(EXERCISE DATA)

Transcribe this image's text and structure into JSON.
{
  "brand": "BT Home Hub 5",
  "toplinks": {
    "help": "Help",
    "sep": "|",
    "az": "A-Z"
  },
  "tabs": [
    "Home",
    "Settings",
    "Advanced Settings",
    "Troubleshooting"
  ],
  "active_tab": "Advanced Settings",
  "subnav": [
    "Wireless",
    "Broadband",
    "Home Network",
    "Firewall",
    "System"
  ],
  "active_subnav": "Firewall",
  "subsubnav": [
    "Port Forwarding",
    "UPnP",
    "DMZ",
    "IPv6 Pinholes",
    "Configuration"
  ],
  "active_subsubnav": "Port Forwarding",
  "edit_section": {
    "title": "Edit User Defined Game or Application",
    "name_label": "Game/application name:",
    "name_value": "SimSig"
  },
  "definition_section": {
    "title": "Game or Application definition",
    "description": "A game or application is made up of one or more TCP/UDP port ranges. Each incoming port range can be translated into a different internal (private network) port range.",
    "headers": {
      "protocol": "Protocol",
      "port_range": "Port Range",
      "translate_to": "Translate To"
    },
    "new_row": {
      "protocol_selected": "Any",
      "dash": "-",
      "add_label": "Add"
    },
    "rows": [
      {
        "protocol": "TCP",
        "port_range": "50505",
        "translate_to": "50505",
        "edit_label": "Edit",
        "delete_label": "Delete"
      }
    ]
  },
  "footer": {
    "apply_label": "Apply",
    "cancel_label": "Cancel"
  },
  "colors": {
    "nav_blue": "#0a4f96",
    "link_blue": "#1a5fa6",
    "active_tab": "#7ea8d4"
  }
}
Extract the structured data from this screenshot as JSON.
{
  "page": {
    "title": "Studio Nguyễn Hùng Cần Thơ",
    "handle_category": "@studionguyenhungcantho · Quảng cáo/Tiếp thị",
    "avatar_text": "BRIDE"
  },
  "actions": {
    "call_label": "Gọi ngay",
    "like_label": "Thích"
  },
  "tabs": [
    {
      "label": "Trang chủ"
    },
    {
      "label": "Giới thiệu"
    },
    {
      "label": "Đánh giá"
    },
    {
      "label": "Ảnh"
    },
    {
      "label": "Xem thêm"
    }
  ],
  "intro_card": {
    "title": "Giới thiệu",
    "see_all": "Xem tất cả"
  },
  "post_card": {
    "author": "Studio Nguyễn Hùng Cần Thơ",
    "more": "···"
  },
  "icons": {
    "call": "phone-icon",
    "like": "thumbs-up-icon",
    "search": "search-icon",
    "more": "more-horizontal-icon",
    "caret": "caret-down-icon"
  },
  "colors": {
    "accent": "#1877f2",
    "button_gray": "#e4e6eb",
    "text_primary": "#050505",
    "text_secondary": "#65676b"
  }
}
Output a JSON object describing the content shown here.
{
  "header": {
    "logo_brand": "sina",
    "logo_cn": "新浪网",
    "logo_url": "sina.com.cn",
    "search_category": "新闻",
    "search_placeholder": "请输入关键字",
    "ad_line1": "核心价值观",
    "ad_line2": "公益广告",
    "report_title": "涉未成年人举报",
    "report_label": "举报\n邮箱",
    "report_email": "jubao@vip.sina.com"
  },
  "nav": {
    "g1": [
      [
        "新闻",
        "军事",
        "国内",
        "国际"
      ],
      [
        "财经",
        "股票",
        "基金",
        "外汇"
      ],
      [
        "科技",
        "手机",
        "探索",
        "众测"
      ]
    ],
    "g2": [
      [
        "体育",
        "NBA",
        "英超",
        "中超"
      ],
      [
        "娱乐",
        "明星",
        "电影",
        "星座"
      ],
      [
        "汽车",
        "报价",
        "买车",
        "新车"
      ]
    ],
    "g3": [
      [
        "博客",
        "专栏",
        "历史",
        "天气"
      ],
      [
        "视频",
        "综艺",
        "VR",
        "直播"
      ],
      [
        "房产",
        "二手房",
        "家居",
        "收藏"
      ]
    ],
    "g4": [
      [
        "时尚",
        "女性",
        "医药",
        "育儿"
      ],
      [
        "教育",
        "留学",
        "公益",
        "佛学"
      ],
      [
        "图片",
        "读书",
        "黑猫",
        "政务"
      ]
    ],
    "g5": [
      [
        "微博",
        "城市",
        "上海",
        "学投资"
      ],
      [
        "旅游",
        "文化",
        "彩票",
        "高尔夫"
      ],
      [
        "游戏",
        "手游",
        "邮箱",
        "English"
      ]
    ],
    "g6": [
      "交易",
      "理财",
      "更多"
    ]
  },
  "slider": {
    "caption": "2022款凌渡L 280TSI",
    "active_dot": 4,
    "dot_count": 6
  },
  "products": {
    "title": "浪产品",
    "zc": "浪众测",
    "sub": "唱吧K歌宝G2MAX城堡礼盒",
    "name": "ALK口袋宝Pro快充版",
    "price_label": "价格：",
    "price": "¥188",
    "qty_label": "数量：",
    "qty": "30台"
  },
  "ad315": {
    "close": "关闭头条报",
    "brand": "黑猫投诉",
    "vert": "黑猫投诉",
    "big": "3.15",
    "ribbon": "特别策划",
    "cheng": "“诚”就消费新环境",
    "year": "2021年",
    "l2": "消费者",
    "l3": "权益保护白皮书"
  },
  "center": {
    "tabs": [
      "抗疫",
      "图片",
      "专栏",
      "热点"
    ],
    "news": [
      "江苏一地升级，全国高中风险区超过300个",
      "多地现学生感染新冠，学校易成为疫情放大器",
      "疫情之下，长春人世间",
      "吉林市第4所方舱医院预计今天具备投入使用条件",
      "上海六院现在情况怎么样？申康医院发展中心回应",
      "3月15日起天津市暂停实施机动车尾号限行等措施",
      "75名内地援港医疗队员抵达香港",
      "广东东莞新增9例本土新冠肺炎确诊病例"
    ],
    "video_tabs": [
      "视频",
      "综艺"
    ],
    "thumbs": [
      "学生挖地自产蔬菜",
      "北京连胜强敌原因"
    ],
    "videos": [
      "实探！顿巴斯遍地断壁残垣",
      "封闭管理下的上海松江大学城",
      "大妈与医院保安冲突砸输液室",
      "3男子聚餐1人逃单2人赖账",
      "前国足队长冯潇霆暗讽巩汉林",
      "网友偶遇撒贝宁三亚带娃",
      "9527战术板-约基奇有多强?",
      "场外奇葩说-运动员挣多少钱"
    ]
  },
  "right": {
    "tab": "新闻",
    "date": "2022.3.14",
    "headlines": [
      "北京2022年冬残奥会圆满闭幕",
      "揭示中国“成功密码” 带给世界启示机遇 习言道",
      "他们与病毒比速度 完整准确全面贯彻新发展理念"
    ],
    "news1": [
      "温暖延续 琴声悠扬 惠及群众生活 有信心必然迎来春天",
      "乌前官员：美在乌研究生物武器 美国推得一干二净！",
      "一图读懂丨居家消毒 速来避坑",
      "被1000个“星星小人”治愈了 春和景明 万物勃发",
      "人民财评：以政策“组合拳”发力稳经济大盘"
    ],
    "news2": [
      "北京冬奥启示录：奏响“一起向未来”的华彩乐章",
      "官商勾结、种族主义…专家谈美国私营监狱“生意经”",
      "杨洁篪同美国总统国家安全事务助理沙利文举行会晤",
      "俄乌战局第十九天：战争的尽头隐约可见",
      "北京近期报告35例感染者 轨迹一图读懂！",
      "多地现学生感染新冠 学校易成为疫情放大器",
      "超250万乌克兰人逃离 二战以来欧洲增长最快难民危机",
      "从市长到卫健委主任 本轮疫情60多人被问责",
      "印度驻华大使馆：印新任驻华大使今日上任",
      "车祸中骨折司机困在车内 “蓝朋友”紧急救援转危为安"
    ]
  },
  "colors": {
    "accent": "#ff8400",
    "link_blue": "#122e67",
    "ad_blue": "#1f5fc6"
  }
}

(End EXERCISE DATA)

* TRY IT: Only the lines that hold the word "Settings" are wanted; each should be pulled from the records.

* RESPONSE TO THIS TASK:
    "Settings",
    "Advanced Settings",
  "active_tab": "Advanced Settings",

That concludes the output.